If your child wakes from a nightmare, respond right away. Help your child to calm down and allow them to talk about their dream if they want. You can reassure your child that it was only a dream, but remember that this dream likely felt very real to your little one so try not to disregard their scared feelings. Remind your child that it is your job to make sure they are safe while sleeping, and leave them feeling calm and confident.
Night terrors are categorically different from nightmares in both causes and experience. While nightmares occur during REM sleep, night terrors happen during non-REM sleep and usually happen within 2-3 hours after bedtime. Night terrors are not bad dreams, and children typically have no recollection of this event the next morning. Regardless, night terrors can be absolutely terrifying for you as the parent.
If your child is experiencing a night terror, they might scream inconsolably, become drenched in sweat, and may not even respond or calm when you go to comfort them. Night terror episodes typically last between 5-15 minutes before your child calms down enough to fall back to sleep, but because this event occurs during non-REM sleep, they are actually not dreaming at all.
Night terrors are most common in boys between the ages of 2-5 and do have a hereditary component. Sometimes they occur during developmental leaps, but the most common cause of night terrors is sleep deprivation or a disturbance to your child’s typical sleep patterns such as overtiredness, traveling across time zones, or going to bed very late.
Reducing Night Terrors
- Put your child to bed earlier. Bedtime throughout childhood should be between 7:00-8:00 p.m.
- Ensure your child is getting the recommended amount of sleep for their age, and keep a consistent sleep schedule for your child.
Handling Night Terrors
- If your child is in the midst of a night terror episode, monitor your child for safety but try not to interfere as this can worsen the situation. It is best not to wake your child and, instead, guide them back to sleep as they start to calm down.
- Make sure your child is physically safe in their bedroom. You might have to put a gate at the top of the stairs, add low lighting in the hallway, remove clutter that they could trip over, or bolt down any bedroom furniture.
- Don’t try to talk about the episode during the night or the next day. This could frighten your child and lead to stress at bedtime.
If Night Terrors are Common & Consistently Happen at The Same Time Each Night…
- Keep a sleep log to chart your child’s sleep patterns for at least 1 week.
- Ensure they are meeting their minimum sleep needs.
- Gently rouse your child 15 minutes prior to the time they usually have an episode.
- Do this every night for 7-10 nights in a row and the episodes should start to diminish.
- Speak with your pediatrician to rule out any medical sleep disturbances.
I truly believe that knowledge is power and when we know better, we do better. Knowing how to differentiate between nightmares and night terrors is important to determine the best course of action for handling them and to make sure everyone sleeps peacefully.

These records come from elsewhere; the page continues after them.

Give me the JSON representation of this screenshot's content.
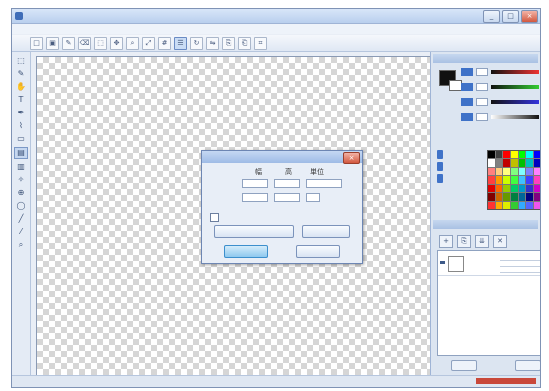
{
  "window": {
    "title": "",
    "min_label": "_",
    "max_label": "□",
    "close_label": "×"
  },
  "menu": [],
  "toolbar_icons": [
    "new-icon",
    "save-icon",
    "pen-icon",
    "eraser-icon",
    "select-icon",
    "move-icon",
    "zoom-icon",
    "fit-icon",
    "grid-icon",
    "layer-icon",
    "rotate-icon",
    "flip-icon",
    "copy-icon",
    "paste-icon",
    "crop-icon"
  ],
  "left_tools": [
    "select",
    "lasso",
    "hand",
    "text",
    "pen",
    "brush",
    "eraser",
    "fill",
    "gradient",
    "spray",
    "stamp",
    "shape",
    "line",
    "picker",
    "zoom"
  ],
  "left_tool_glyphs": [
    "⬚",
    "✎",
    "✋",
    "T",
    "✒",
    "⌇",
    "▭",
    "▤",
    "▥",
    "✧",
    "⊕",
    "◯",
    "╱",
    "⁄",
    "⌕"
  ],
  "status": {
    "left": "",
    "right": ""
  },
  "palette_colors": [
    "#000000",
    "#404040",
    "#ff0000",
    "#ffff00",
    "#00ff00",
    "#00ffff",
    "#0000ff",
    "#ff00ff",
    "#ffffff",
    "#808080",
    "#c00000",
    "#c0c000",
    "#00c000",
    "#00c0c0",
    "#0000c0",
    "#c000c0",
    "#ff8080",
    "#ffcc80",
    "#ffff80",
    "#80ff80",
    "#80ffff",
    "#8080ff",
    "#ff80ff",
    "#c08040",
    "#ff4040",
    "#ff9900",
    "#ccff00",
    "#40ff40",
    "#40c0ff",
    "#4040ff",
    "#ff40c0",
    "#804000",
    "#e00000",
    "#ff6600",
    "#99cc00",
    "#00cc66",
    "#0099cc",
    "#3333cc",
    "#cc00cc",
    "#663300",
    "#800000",
    "#cc6600",
    "#669900",
    "#008040",
    "#006699",
    "#000080",
    "#800080",
    "#333300",
    "#ff3333",
    "#ffaa00",
    "#ddee00",
    "#33cc33",
    "#33aaff",
    "#5566ff",
    "#ee55ee",
    "#996633"
  ],
  "dialog": {
    "title": "",
    "close_label": "×",
    "col_width": "幅",
    "col_height": "高",
    "col_unit": "単位",
    "row1_label": "",
    "row1_width": "",
    "row1_height": "",
    "row1_unit": "",
    "row2_label": "",
    "row2_width": "",
    "row2_height": "",
    "row2_unit": "",
    "checkbox_label": "",
    "btn1_label": "",
    "btn2_label": "",
    "ok_label": "",
    "cancel_label": ""
  }
}
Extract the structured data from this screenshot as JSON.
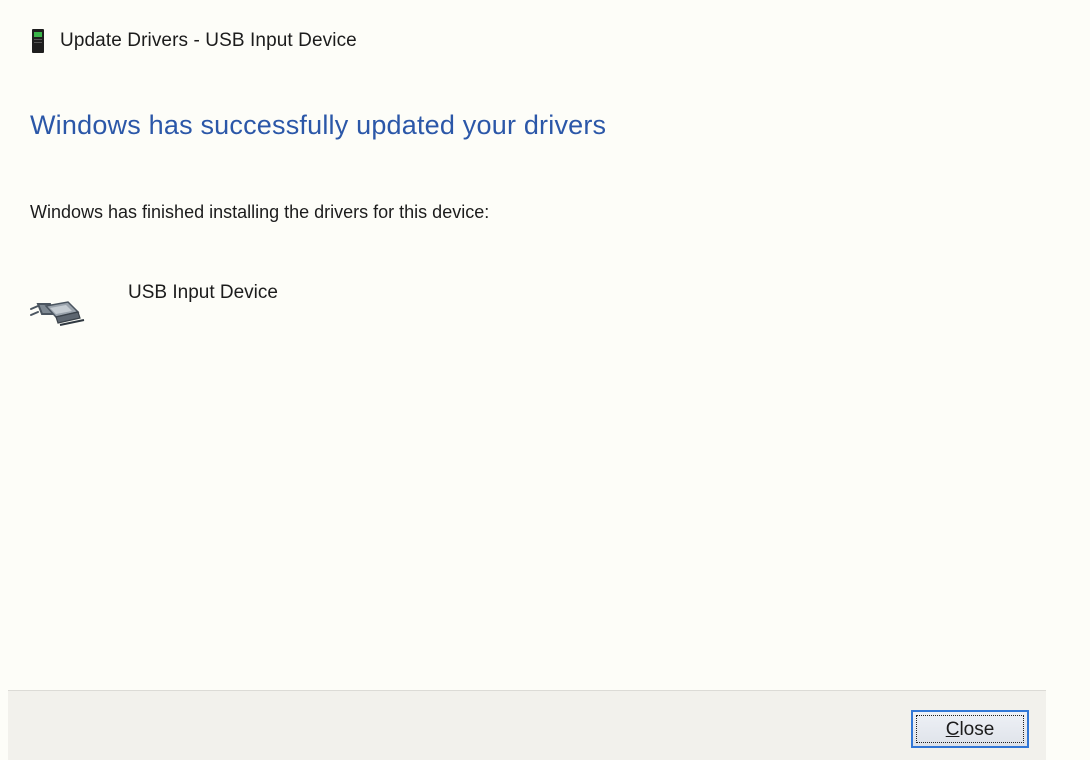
{
  "window": {
    "title": "Update Drivers - USB Input Device",
    "icon": "device-manager-icon"
  },
  "main": {
    "heading": "Windows has successfully updated your drivers",
    "message": "Windows has finished installing the drivers for this device:",
    "device": {
      "name": "USB Input Device",
      "icon": "usb-device-icon"
    }
  },
  "footer": {
    "close_mnemonic": "C",
    "close_rest": "lose"
  },
  "colors": {
    "heading": "#2b57a8",
    "background": "#fdfdf8",
    "footer": "#f2f1ec",
    "button_focus": "#3277d6"
  }
}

If you’re exhausted, totally overwhelmed by your child’s sleep habits, or looking for answers to the sleep questions that keep you up at night (literally), then you’ve come to the right place. I’m Jamie, founder of Oh Baby Consulting, and my goal is to help your family get the sleep you need to not just survive, but thrive!